Starting from the first line below, count the lines carrying the string "true" and answer with the count by itself.

BEGIN RECORDS SUPPLIED

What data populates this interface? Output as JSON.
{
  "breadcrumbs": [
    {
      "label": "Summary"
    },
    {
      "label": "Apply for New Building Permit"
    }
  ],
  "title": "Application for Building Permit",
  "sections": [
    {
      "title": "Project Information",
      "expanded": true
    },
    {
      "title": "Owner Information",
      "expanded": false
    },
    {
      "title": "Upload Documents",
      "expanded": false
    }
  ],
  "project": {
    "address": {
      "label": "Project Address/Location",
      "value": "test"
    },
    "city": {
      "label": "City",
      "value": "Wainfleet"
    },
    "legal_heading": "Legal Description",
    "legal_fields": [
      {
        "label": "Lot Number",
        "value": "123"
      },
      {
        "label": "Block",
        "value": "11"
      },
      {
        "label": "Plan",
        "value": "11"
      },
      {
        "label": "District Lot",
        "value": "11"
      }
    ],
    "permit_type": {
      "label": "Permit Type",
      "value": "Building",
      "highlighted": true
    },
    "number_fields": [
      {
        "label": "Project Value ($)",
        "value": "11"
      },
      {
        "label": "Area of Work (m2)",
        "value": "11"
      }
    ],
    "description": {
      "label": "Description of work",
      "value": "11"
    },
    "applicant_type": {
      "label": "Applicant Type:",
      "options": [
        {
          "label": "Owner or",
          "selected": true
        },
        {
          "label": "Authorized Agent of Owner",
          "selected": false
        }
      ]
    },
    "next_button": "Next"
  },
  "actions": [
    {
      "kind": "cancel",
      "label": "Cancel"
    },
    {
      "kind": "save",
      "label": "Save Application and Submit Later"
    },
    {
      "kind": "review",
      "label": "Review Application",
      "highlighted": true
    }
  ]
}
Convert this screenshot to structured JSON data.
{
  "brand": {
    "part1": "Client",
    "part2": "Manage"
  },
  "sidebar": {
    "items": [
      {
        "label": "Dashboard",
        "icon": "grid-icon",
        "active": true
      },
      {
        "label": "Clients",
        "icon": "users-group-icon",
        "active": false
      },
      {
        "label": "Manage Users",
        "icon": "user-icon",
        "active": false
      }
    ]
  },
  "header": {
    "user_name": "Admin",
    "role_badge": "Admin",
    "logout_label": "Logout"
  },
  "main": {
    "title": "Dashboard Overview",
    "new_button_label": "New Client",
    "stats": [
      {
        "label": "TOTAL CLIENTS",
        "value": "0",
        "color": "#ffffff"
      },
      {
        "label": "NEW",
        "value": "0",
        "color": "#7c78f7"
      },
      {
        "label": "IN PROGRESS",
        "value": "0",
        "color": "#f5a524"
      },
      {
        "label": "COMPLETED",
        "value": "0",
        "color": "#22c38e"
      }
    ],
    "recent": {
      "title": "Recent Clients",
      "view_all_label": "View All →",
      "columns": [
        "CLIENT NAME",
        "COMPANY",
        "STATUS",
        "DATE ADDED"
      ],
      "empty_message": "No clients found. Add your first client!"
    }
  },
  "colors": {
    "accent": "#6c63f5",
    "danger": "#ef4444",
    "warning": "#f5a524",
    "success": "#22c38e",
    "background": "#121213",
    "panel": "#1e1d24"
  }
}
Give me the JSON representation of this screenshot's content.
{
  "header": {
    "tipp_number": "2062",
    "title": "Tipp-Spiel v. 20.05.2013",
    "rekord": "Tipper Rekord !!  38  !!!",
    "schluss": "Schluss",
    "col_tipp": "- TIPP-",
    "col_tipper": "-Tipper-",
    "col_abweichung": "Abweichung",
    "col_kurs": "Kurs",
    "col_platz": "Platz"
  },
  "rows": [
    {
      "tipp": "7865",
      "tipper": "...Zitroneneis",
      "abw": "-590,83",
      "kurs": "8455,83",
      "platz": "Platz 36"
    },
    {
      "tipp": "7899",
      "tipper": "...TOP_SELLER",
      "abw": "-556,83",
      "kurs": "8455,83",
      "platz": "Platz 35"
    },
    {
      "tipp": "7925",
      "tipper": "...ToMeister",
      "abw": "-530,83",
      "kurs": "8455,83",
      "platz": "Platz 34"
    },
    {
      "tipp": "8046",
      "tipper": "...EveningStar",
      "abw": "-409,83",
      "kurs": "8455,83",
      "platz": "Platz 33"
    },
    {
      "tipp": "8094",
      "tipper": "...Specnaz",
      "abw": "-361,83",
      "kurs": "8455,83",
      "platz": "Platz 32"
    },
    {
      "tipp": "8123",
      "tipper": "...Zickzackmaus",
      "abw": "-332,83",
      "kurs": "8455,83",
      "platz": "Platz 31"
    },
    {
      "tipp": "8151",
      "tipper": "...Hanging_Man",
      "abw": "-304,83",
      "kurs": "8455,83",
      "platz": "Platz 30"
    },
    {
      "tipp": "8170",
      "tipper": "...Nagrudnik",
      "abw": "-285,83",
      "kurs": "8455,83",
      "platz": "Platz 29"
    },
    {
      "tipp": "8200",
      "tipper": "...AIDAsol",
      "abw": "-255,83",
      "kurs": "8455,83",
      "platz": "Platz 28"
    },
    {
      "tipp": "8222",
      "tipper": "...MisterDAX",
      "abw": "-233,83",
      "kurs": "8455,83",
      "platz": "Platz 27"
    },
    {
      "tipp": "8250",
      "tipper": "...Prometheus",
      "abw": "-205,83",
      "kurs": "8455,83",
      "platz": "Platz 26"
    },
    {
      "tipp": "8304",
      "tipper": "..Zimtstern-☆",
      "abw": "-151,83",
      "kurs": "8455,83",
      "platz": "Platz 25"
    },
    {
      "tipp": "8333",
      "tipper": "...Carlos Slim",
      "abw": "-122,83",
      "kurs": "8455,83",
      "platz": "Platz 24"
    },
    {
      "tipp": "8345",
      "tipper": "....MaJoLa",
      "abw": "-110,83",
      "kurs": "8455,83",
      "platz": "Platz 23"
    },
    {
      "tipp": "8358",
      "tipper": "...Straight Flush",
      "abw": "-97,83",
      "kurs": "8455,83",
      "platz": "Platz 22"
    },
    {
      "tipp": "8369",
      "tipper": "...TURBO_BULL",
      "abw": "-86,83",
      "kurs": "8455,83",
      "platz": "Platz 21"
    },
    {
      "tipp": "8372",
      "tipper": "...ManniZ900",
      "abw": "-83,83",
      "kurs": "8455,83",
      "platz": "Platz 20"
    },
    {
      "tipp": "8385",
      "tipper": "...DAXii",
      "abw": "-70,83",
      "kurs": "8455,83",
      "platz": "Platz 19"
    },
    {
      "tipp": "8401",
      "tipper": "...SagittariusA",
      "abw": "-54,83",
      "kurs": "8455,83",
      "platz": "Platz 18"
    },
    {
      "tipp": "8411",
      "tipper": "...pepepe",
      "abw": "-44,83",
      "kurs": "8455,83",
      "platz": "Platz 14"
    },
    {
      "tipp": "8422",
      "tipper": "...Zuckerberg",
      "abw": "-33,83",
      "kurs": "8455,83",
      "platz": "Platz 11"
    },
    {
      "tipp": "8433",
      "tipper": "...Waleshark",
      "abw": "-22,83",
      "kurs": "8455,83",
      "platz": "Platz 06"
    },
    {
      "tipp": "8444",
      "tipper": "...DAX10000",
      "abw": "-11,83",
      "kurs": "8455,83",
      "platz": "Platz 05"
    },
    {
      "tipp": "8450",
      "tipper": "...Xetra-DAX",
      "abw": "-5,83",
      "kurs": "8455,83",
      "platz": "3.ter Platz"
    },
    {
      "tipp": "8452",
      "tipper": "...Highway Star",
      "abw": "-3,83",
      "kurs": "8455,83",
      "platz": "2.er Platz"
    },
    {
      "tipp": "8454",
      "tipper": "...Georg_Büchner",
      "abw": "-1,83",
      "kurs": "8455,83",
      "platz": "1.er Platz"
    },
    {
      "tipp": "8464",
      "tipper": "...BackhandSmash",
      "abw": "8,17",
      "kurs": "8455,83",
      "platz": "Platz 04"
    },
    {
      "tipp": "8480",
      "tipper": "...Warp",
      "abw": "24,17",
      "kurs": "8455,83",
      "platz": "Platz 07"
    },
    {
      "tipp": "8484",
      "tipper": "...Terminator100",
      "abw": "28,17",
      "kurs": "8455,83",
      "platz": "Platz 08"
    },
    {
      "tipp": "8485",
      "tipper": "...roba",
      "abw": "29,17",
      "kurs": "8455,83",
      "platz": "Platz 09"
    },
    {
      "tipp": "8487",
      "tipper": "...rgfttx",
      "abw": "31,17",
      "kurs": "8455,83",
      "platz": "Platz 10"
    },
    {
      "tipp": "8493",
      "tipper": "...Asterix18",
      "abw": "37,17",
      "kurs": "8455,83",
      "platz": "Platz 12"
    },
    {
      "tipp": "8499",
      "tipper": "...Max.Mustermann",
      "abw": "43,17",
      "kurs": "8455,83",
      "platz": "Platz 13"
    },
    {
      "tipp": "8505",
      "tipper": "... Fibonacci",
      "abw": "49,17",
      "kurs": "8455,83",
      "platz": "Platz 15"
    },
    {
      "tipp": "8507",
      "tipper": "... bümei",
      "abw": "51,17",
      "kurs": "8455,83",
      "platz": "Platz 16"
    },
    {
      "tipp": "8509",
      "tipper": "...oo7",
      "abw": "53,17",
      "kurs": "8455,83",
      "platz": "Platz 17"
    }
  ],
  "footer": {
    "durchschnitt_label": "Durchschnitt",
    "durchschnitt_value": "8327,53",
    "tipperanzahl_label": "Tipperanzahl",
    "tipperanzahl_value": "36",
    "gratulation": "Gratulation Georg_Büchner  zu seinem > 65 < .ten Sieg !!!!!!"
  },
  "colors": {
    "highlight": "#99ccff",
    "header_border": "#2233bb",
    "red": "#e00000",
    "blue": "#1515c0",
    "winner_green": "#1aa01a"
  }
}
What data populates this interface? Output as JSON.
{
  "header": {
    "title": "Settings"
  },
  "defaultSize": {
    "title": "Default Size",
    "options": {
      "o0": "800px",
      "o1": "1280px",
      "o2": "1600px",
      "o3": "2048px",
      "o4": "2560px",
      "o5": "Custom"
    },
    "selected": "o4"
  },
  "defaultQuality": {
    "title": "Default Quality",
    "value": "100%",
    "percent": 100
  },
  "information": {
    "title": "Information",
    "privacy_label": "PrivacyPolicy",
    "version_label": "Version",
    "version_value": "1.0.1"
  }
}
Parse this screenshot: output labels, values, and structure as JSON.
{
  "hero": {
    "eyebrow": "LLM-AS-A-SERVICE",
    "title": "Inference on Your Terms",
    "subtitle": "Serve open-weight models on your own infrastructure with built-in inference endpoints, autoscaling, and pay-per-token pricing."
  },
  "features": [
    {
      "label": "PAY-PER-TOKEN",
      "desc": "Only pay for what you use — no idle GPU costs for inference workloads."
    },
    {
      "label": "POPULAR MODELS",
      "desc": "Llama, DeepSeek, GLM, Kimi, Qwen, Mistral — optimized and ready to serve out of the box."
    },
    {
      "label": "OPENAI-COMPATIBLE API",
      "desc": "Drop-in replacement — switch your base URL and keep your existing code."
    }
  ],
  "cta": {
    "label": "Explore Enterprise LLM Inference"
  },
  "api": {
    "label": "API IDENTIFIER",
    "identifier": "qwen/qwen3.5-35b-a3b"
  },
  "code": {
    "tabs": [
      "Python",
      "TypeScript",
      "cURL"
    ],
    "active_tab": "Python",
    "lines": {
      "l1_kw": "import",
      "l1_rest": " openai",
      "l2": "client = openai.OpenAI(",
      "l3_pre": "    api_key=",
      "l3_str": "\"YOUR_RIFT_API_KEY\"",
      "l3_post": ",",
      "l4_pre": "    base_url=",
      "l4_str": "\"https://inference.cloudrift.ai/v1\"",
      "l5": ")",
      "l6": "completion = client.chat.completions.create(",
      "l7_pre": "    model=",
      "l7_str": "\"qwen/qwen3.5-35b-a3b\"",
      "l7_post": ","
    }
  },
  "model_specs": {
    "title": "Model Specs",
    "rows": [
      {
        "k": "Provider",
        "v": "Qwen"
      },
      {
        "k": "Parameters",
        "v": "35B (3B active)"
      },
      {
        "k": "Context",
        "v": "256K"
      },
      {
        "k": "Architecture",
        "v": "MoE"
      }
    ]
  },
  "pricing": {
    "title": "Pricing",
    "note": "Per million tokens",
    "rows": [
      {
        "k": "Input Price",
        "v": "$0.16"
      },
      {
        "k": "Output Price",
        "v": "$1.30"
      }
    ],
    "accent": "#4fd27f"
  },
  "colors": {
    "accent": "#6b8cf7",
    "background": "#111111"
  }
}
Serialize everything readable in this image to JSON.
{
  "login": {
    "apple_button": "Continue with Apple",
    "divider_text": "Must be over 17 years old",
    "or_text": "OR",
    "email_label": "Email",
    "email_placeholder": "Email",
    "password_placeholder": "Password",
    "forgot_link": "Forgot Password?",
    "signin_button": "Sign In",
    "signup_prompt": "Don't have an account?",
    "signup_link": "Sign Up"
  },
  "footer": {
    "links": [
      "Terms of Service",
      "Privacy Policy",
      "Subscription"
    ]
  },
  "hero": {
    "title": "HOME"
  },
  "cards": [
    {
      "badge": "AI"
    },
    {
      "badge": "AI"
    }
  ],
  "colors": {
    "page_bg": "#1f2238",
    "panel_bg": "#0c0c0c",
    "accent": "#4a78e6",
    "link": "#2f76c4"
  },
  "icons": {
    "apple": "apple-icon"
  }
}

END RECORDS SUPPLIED

> **ANSWER FOR THIS EXERCISE**:
5